▶ _The problem_:
Copy out all of the lines below exactly; the pictures do not belong in the copy.

(Website and app data records)
-*-
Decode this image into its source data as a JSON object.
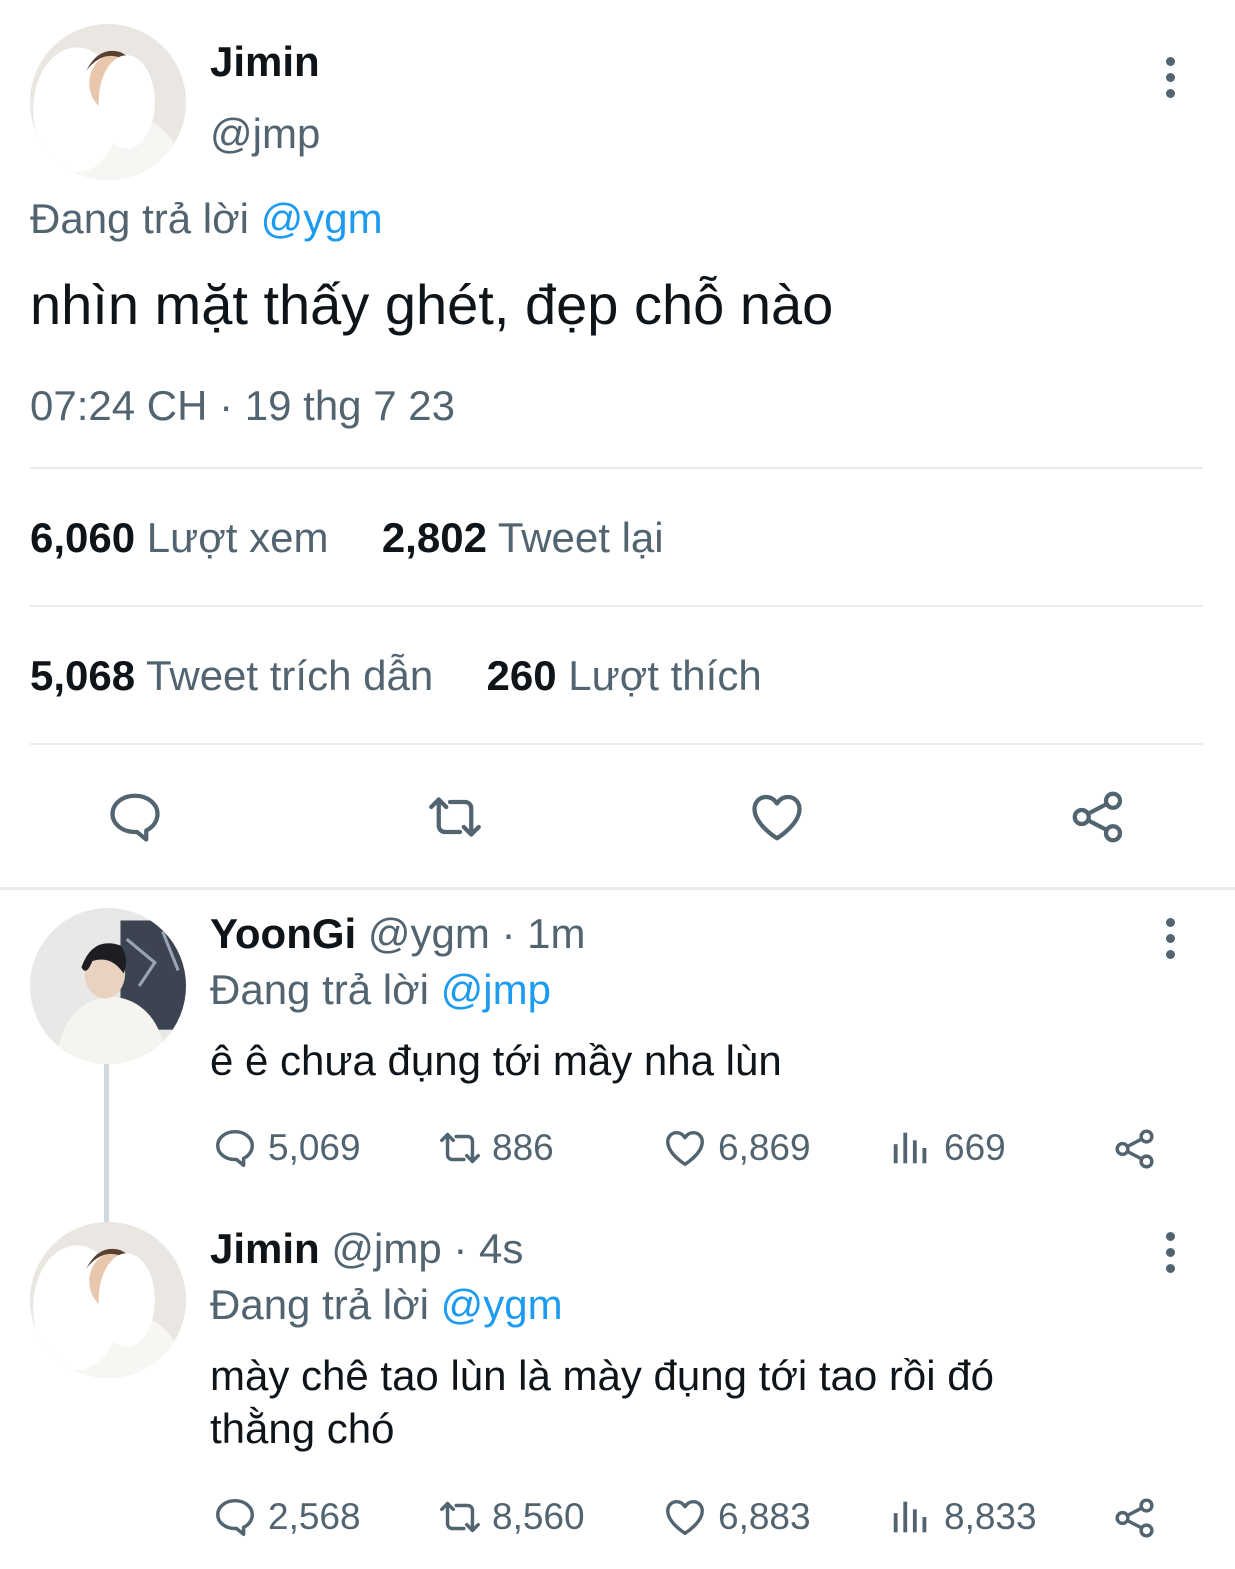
{
  "main_tweet": {
    "display_name": "Jimin",
    "handle": "@jmp",
    "reply_prefix": "Đang trả lời",
    "reply_to": "@ygm",
    "text": "nhìn mặt thấy ghét, đẹp chỗ nào",
    "timestamp": "07:24 CH · 19 thg 7 23",
    "stats": {
      "views_count": "6,060",
      "views_label": "Lượt xem",
      "retweets_count": "2,802",
      "retweets_label": "Tweet lại",
      "quotes_count": "5,068",
      "quotes_label": "Tweet trích dẫn",
      "likes_count": "260",
      "likes_label": "Lượt thích"
    },
    "actions": [
      "reply-icon",
      "retweet-icon",
      "like-icon",
      "share-icon"
    ]
  },
  "replies": [
    {
      "display_name": "YoonGi",
      "handle_time": "@ygm · 1m",
      "reply_prefix": "Đang trả lời",
      "reply_to": "@jmp",
      "text": "ê ê chưa đụng tới mầy nha lùn",
      "replies": "5,069",
      "retweets": "886",
      "likes": "6,869",
      "views": "669"
    },
    {
      "display_name": "Jimin",
      "handle_time": "@jmp · 4s",
      "reply_prefix": "Đang trả lời",
      "reply_to": "@ygm",
      "text_line1": "mày chê tao lùn là mày đụng tới tao rồi đó",
      "text_line2": "thằng chó",
      "replies": "2,568",
      "retweets": "8,560",
      "likes": "6,883",
      "views": "8,833"
    }
  ],
  "colors": {
    "text": "#0f1419",
    "secondary": "#536471",
    "accent": "#1d9bf0",
    "divider": "#e6ecf0"
  }
}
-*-
▶ _Answer to this task_:
Decode this image into its source data as a JSON object.
{
  "main_tweet": {
    "display_name": "Jimin",
    "handle": "@jmp",
    "reply_prefix": "Đang trả lời",
    "reply_to": "@ygm",
    "text": "nhìn mặt thấy ghét, đẹp chỗ nào",
    "timestamp": "07:24 CH · 19 thg 7 23",
    "stats": {
      "views_count": "6,060",
      "views_label": "Lượt xem",
      "retweets_count": "2,802",
      "retweets_label": "Tweet lại",
      "quotes_count": "5,068",
      "quotes_label": "Tweet trích dẫn",
      "likes_count": "260",
      "likes_label": "Lượt thích"
    },
    "actions": [
      "reply-icon",
      "retweet-icon",
      "like-icon",
      "share-icon"
    ]
  },
  "replies": [
    {
      "display_name": "YoonGi",
      "handle_time": "@ygm · 1m",
      "reply_prefix": "Đang trả lời",
      "reply_to": "@jmp",
      "text": "ê ê chưa đụng tới mầy nha lùn",
      "replies": "5,069",
      "retweets": "886",
      "likes": "6,869",
      "views": "669"
    },
    {
      "display_name": "Jimin",
      "handle_time": "@jmp · 4s",
      "reply_prefix": "Đang trả lời",
      "reply_to": "@ygm",
      "text_line1": "mày chê tao lùn là mày đụng tới tao rồi đó",
      "text_line2": "thằng chó",
      "replies": "2,568",
      "retweets": "8,560",
      "likes": "6,883",
      "views": "8,833"
    }
  ],
  "colors": {
    "text": "#0f1419",
    "secondary": "#536471",
    "accent": "#1d9bf0",
    "divider": "#e6ecf0"
  }
}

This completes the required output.